My friend, Keith Howard, wrote me a wonderfully insightful note that I will share with you.
“I find it helpful to think of reflections as mono or stereo, in the manner of Manfred Schroeder when he performed his analysis of concert hall acoustics and confirmed the importance of lateral reflections.
Sidewall reflections are ‘stereo’ because they arrive at the ears from wider angles than the loudspeakers, so they increase interaural disparity (hence spaciousness). All other room first-order reflections (floor, ceiling, back wall, front wall) are ‘mono’ because they arrive at the ears at narrower angles than the loudspeakers and so reduce interaural disparity.
I’m not a fan of quelling side-wall reflections as you are, but if you do it then it’s essential not to mess with the spectrum of the reflection. Simple absorbers are bad news because they are more effective at treble frequencies than lower frequencies, so the spectral disparity between direct and reflected sound is increased, as if the reflected sound came from further off-axis. Why do speakers usually sound better pointed straight down the room? Because this results in smaller disparity than if the speakers are toed-in.
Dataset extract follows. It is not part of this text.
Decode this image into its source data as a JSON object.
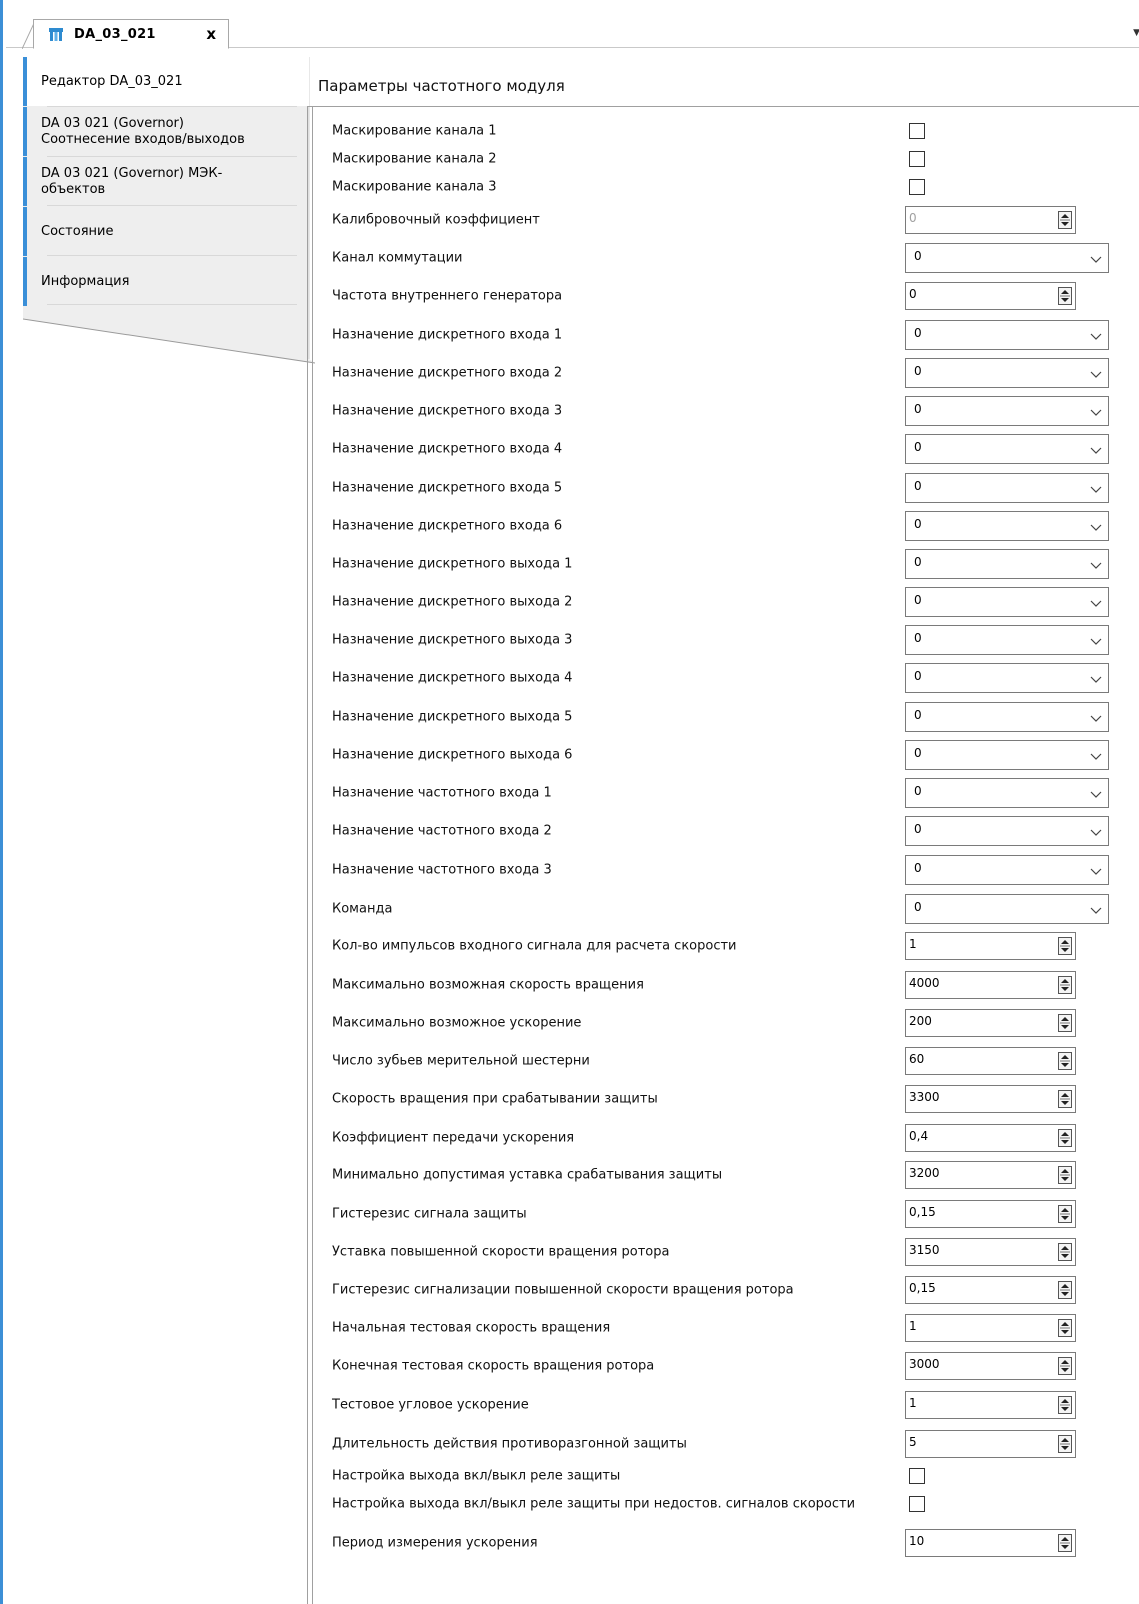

PS. Worth reading: https://www.aes.org/e-lib/browse.cfm?elib=3200 – published in 1979 but nobody took any notice!